5. Strength-and-resistance exercise doesn't benefit your heart, only cardiovascular exercise does.
This statement has been proven false. New research from the Archives of Internal Medicine shows that strength training can increase aerobic capacity. You can derive similar benefits from both strength training and cardiovascular exercise. Plus you boost your metabolism 24 hours a day, seven days a week, 365 days a year.
6. I'll lose flexibility if I perform strength-and-resistance exercises.

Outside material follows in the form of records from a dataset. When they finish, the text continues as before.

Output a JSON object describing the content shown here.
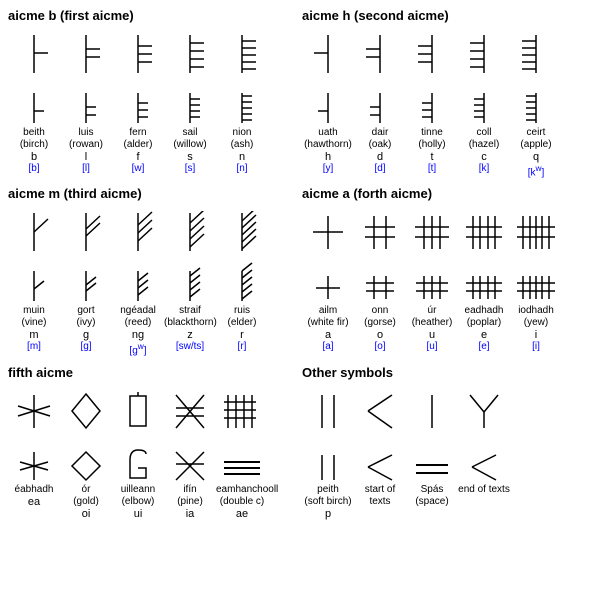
{
  "sections": {
    "aicme_b": {
      "title": "aicme b (first aicme)",
      "characters": [
        {
          "name": "beith",
          "sub": "(birch)",
          "latin": "b",
          "ipa": "[b]"
        },
        {
          "name": "luis",
          "sub": "(rowan)",
          "latin": "l",
          "ipa": "[l]"
        },
        {
          "name": "fern",
          "sub": "(alder)",
          "latin": "f",
          "ipa": "[w]"
        },
        {
          "name": "sail",
          "sub": "(willow)",
          "latin": "s",
          "ipa": "[s]"
        },
        {
          "name": "nion",
          "sub": "(ash)",
          "latin": "n",
          "ipa": "[n]"
        }
      ]
    },
    "aicme_h": {
      "title": "aicme h (second aicme)",
      "characters": [
        {
          "name": "uath",
          "sub": "(hawthorn)",
          "latin": "h",
          "ipa": "[y]"
        },
        {
          "name": "dair",
          "sub": "(oak)",
          "latin": "d",
          "ipa": "[d]"
        },
        {
          "name": "tinne",
          "sub": "(holly)",
          "latin": "t",
          "ipa": "[t]"
        },
        {
          "name": "coll",
          "sub": "(hazel)",
          "latin": "c",
          "ipa": "[k]"
        },
        {
          "name": "ceirt",
          "sub": "(apple)",
          "latin": "q",
          "ipa": "[kw]"
        }
      ]
    },
    "aicme_m": {
      "title": "aicme m (third aicme)",
      "characters": [
        {
          "name": "muin",
          "sub": "(vine)",
          "latin": "m",
          "ipa": "[m]"
        },
        {
          "name": "gort",
          "sub": "(ivy)",
          "latin": "g",
          "ipa": "[g]"
        },
        {
          "name": "ngéadal",
          "sub": "(reed)",
          "latin": "ng",
          "ipa": "[gw]"
        },
        {
          "name": "straif",
          "sub": "(blackthorn)",
          "latin": "z",
          "ipa": "[sw/ts]"
        },
        {
          "name": "ruis",
          "sub": "(elder)",
          "latin": "r",
          "ipa": "[r]"
        }
      ]
    },
    "aicme_a": {
      "title": "aicme a (forth aicme)",
      "characters": [
        {
          "name": "ailm",
          "sub": "(white fir)",
          "latin": "a",
          "ipa": "[a]"
        },
        {
          "name": "onn",
          "sub": "(gorse)",
          "latin": "o",
          "ipa": "[o]"
        },
        {
          "name": "úr",
          "sub": "(heather)",
          "latin": "u",
          "ipa": "[u]"
        },
        {
          "name": "eadhadh",
          "sub": "(poplar)",
          "latin": "e",
          "ipa": "[e]"
        },
        {
          "name": "iodhadh",
          "sub": "(yew)",
          "latin": "i",
          "ipa": "[i]"
        }
      ]
    },
    "fifth_aicme": {
      "title": "fifth aicme",
      "characters": [
        {
          "name": "éabhadh",
          "sub": "",
          "latin": "ea",
          "ipa": ""
        },
        {
          "name": "ór",
          "sub": "(gold)",
          "latin": "oi",
          "ipa": ""
        },
        {
          "name": "uilleann",
          "sub": "(elbow)",
          "latin": "ui",
          "ipa": ""
        },
        {
          "name": "ifín",
          "sub": "(pine)",
          "latin": "ia",
          "ipa": ""
        },
        {
          "name": "eamhanchooll",
          "sub": "(double c)",
          "latin": "ae",
          "ipa": ""
        }
      ]
    },
    "other_symbols": {
      "title": "Other symbols",
      "characters": [
        {
          "name": "peith",
          "sub": "(soft birch)",
          "latin": "p",
          "ipa": ""
        },
        {
          "name": "start of texts",
          "sub": "",
          "latin": "",
          "ipa": ""
        },
        {
          "name": "Spás",
          "sub": "(space)",
          "latin": "",
          "ipa": ""
        },
        {
          "name": "end of texts",
          "sub": "",
          "latin": "",
          "ipa": ""
        }
      ]
    }
  }
}
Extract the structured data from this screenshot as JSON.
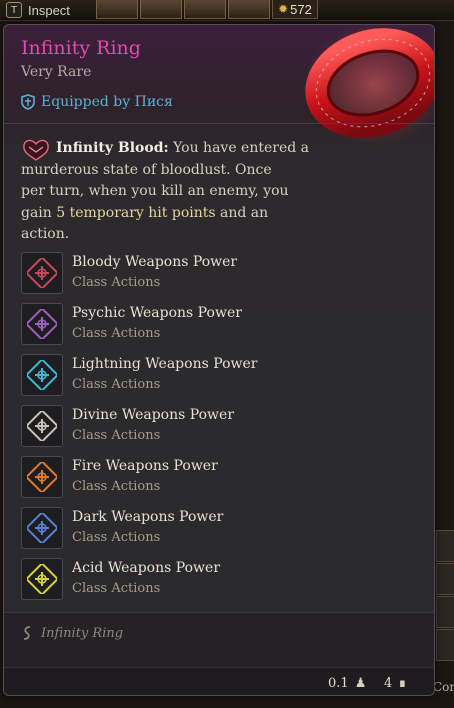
{
  "topbar": {
    "inspect_key": "T",
    "inspect_label": "Inspect",
    "gold_amount": "572"
  },
  "tooltip": {
    "item_name": "Infinity Ring",
    "rarity": "Very Rare",
    "equipped_by": "Equipped by Пися",
    "passive": {
      "title": "Infinity Blood:",
      "line1": "You have entered a",
      "line2": "murderous state of bloodlust. Once",
      "line3": "per turn, when you kill an enemy, you",
      "line4_pre": "gain ",
      "line4_hl": "5 temporary hit points",
      "line4_post": " and an",
      "line5": "action."
    },
    "actions": [
      {
        "name": "Bloody Weapons Power",
        "type": "Class Actions",
        "color": "#c9485c"
      },
      {
        "name": "Psychic Weapons Power",
        "type": "Class Actions",
        "color": "#a05ec4"
      },
      {
        "name": "Lightning Weapons Power",
        "type": "Class Actions",
        "color": "#3ab9d8"
      },
      {
        "name": "Divine Weapons Power",
        "type": "Class Actions",
        "color": "#c9c2b6"
      },
      {
        "name": "Fire Weapons Power",
        "type": "Class Actions",
        "color": "#e27a2a"
      },
      {
        "name": "Dark Weapons Power",
        "type": "Class Actions",
        "color": "#5a7fd8"
      },
      {
        "name": "Acid Weapons Power",
        "type": "Class Actions",
        "color": "#d8d23a"
      }
    ],
    "footer_item": "Infinity Ring",
    "weight": "0.1",
    "value": "4"
  },
  "corner_text": "Con",
  "colors": {
    "item_name": "#e44ab0",
    "equipped": "#5cb2d4",
    "ring": "#e02a2a"
  }
}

Not true. Proper strength-and-resistance training can actually improve muscular balance and flexibility. A recent study from the International Journal of Sports Medicine showed that formerly sedentary individuals who participated in resistance exercises showed an increase in flexibility. This occurs because of a concept called reciprocal inhibition. In lay terms, it means that when you contract, for example, the bicep muscle in the front of the arm, the tricep muscle at the back of the arm has to relax, elongate and stretch out. Basically, when you contract one muscle, you stretch the opposing one. This clearly will improve flexibility over time.
7. This type of program will take a long time to achieve results.
Fact is, you can see results in as little as four weeks by coupling effective strength-and-resistance exercises two to three times a week with a low-calorie eating plan. The reason this occurs so quickly is that the moment you start challenging your muscles, they will respond.
8. I'm already too muscular.
From my experience, most people are not too muscular, they're simply carrying too much body fat. A woman may feel that she is muscular because her thighs are large but firm. Actually, her thighs are carrying a high percentage of body fat, not muscle. After age 20, the average person loses between one half to seven tenths of a pound of muscle each year. As a woman approaches menopause, her rate of muscle loss doubles. As all individuals reach age 70, they begin to lose a full three pounds of muscle each year. That's over 30 pounds in a decade!